Wednesday, May 24, 2006

Chara’s habitability, space artists and ‘Consequences of Success in SETI’

Welcome! “Alien Life” tracks the latest discoveries and thoughts in the various elements of the famous Drake Equation. Today’s news:
g Stars - In September 2003, astrobiologist Maggie Turnbull from the University of Arizona in Tucson identified a shortlist of 30 stars that were screened from around 5,000 that have been estimated to be located 100 ly of Earth, as the best nearby candidates for hosting complex Earth-type life. One of them is Chara:
g Abodes - The detection of methane on Mars has generated a lot of speculation about what could possibly be producing it. Is it coming out of active volcanoes? Maybe the methane results from some geologic or chemical process we don't yet understand. Or, since much of the methane on Earth is produced by biology, perhaps the faint whiffs of methane point to the existence of present-day life on Mars. See

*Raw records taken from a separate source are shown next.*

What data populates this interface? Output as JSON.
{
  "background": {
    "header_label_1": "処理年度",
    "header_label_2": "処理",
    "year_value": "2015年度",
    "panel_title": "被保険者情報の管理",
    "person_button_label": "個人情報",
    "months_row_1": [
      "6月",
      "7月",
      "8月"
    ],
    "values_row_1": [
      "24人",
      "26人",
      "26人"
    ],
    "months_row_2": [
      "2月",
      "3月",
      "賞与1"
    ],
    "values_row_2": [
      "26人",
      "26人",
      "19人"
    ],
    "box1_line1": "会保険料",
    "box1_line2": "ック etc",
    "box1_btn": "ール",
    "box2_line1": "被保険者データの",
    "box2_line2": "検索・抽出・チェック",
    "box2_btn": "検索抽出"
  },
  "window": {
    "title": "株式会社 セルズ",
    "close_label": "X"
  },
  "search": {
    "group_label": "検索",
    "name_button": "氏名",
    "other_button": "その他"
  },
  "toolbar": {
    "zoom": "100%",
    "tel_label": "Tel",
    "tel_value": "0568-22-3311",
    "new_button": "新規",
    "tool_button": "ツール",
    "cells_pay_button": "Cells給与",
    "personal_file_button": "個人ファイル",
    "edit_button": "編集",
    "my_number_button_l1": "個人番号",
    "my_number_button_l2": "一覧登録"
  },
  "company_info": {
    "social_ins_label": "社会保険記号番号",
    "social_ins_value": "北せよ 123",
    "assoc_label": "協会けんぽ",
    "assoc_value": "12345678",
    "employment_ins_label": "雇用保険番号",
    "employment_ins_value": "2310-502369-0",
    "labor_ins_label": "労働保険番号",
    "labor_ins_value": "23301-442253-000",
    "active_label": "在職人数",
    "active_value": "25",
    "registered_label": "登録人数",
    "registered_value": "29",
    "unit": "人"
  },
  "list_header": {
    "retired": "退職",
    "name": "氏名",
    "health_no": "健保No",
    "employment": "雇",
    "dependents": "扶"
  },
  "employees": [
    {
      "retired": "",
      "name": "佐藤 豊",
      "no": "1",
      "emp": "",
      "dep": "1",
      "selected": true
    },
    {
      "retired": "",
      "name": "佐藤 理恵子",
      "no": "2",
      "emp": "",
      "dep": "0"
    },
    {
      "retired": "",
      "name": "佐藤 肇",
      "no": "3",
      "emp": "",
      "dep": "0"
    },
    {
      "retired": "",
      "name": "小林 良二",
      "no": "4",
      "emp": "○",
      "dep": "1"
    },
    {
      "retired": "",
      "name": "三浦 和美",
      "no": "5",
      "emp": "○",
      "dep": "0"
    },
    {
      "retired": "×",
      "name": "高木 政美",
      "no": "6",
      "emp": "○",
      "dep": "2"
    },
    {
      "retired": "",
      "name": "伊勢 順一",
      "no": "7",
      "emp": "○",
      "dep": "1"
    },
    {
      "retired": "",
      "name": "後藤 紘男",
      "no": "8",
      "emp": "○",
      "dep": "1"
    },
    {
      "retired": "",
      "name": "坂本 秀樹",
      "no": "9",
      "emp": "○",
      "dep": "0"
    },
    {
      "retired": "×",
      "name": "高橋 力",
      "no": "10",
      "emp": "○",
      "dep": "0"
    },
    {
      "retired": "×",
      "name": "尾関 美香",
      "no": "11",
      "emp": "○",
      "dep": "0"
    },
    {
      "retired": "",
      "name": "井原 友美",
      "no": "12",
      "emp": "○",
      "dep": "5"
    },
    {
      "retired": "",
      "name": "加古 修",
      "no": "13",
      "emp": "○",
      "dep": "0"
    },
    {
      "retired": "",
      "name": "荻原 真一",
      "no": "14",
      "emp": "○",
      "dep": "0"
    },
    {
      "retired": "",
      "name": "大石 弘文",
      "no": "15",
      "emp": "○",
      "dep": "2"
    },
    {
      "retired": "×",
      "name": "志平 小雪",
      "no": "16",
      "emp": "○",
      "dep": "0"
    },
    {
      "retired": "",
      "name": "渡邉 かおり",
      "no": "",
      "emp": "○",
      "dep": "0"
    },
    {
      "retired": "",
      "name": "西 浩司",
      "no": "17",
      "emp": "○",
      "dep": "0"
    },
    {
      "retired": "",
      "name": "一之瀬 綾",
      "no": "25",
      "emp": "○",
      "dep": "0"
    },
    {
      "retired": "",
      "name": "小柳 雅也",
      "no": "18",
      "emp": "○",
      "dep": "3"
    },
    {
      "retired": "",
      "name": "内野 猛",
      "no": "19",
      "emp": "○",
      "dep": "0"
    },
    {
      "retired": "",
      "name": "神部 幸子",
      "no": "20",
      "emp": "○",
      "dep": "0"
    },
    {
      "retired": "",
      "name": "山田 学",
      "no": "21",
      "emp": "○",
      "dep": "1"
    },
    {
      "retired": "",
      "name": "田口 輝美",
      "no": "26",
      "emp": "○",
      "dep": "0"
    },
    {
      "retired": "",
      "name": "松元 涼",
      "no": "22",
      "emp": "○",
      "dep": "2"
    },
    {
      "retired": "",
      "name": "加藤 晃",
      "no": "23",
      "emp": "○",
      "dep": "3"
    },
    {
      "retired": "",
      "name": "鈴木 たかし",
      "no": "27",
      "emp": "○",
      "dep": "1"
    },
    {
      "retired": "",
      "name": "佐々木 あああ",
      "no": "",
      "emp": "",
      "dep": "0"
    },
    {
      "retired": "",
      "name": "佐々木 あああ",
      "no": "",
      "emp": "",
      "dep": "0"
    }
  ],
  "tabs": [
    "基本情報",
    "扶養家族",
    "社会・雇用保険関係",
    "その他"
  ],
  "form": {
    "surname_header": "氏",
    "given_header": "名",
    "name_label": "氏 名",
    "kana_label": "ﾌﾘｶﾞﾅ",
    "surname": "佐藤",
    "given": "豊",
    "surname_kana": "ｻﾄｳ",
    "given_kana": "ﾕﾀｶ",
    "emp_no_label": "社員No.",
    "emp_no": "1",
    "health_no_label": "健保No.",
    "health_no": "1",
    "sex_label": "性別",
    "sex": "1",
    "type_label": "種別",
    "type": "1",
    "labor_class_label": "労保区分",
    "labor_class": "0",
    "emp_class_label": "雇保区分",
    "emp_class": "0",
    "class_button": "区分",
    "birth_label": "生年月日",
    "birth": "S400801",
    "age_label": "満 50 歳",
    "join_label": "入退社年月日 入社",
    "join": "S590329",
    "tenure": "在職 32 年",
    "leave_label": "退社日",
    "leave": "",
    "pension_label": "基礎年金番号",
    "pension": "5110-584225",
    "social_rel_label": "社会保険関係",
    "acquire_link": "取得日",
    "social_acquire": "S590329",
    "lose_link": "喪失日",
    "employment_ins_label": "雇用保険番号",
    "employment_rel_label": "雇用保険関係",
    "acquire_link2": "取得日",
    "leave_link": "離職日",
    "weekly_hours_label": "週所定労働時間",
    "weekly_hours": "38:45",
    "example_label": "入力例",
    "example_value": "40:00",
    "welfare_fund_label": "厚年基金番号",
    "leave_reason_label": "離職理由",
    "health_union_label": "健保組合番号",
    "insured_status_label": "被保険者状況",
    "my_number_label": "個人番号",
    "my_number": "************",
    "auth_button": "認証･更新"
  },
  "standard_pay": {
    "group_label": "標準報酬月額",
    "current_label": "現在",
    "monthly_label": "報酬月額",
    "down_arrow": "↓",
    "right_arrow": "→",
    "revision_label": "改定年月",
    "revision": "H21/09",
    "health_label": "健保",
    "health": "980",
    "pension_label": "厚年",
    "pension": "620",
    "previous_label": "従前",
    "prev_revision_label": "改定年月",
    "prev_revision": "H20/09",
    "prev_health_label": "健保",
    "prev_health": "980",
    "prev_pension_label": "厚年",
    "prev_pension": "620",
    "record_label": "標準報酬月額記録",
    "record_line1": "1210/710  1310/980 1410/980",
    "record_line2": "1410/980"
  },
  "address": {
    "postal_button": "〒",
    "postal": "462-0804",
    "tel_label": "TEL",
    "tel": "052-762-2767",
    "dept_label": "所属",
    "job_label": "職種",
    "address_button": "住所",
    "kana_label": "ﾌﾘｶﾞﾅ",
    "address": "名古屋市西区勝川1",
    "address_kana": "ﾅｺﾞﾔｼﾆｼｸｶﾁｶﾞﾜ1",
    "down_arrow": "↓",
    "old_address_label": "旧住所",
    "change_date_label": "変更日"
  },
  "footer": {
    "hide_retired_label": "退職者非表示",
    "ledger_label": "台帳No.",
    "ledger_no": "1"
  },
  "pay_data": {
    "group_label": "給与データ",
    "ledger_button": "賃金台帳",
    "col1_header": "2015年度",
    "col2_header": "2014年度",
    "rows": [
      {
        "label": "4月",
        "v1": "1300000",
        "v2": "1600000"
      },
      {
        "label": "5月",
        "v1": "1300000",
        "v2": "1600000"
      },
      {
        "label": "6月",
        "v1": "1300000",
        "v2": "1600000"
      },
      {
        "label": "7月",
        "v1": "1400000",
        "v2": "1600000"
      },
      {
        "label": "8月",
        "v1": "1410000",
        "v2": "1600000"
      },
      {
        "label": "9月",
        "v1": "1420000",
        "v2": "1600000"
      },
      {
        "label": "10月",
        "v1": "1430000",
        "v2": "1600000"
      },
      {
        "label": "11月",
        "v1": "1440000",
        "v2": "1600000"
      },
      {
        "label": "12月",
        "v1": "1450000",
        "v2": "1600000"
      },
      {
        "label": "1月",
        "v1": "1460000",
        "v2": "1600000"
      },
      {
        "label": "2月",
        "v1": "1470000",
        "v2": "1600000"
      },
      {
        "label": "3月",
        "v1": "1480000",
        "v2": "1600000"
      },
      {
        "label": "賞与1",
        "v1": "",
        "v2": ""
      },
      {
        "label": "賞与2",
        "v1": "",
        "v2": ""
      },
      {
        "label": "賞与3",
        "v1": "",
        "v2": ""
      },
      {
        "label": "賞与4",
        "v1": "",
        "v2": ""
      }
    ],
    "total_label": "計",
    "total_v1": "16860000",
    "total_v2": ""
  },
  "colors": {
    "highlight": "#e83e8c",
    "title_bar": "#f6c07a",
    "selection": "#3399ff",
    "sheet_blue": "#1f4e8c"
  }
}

g Life - Two schools of thought exist on the question of what life (assuming there is any) will be like on other worlds. These fall under the headings of "divergionism" and "convergionism," or to use Harold Blum's terminology, "opportunism" and "determinism.” See
g Intelligence - We may never agree on a universal definition of intelligence because it is an open-ended word, like consciousness. Intelligence and consciousness concern the high end of our mental life, but they are frequently confused with more elementary mental processes, such as ones we would use to recognize a friend or tie a shoelace. Of course, such simple neural mechanisms are probably the foundations from which our abilities to handle logic and metaphor evolved. But how did that occur? That's an evolutionary question and a neurophysiological one as well. Both kinds of answers are needed if we are to understand our own intelligence. They might even help us appreciate how an artificial or an exotic intelligence could evolve. See
g Message - Should we modify the Drake Equation to account for civilizations which actually engage in deliberate interstellar transmission? See
g Cosmicus - From a cramped garage in Long Beach, astronomical artist Don Dixon has conjured the cosmos — geysers of liquid methane on Titan, Martian moonrises, a supernova in deep space. He's taken people to places they could barely imagine through his illustrations, which have appeared over two decades in Scientific American, Omni and other magazines. Then came the Hubble Space Telescope, the Mars Rovers and other robotic explorers that have poured out amazing images. Even space artists, who have spent their careers imagining the universe, reel at the photos of boulders on Saturn's moon Titan or star clusters 270 million light-years from Earth. See
g Learning - Here’s a neat interactive Web site for kids: “Are Humans All Alone in the Universe?” In the program, kids get to search for ET — and learn some principles of science along the way. See
g Imagining - Like first contact stories? Then be sure to read Harry Turtledove’s novel “A World of Difference,” published by Del Rey in 1990.
g Aftermath - Here’s another “old” piece worth reading: “Consequences of Success in SETI: Lessons from the History of Science,” given during a Bioastronomy Symposium in 1993. See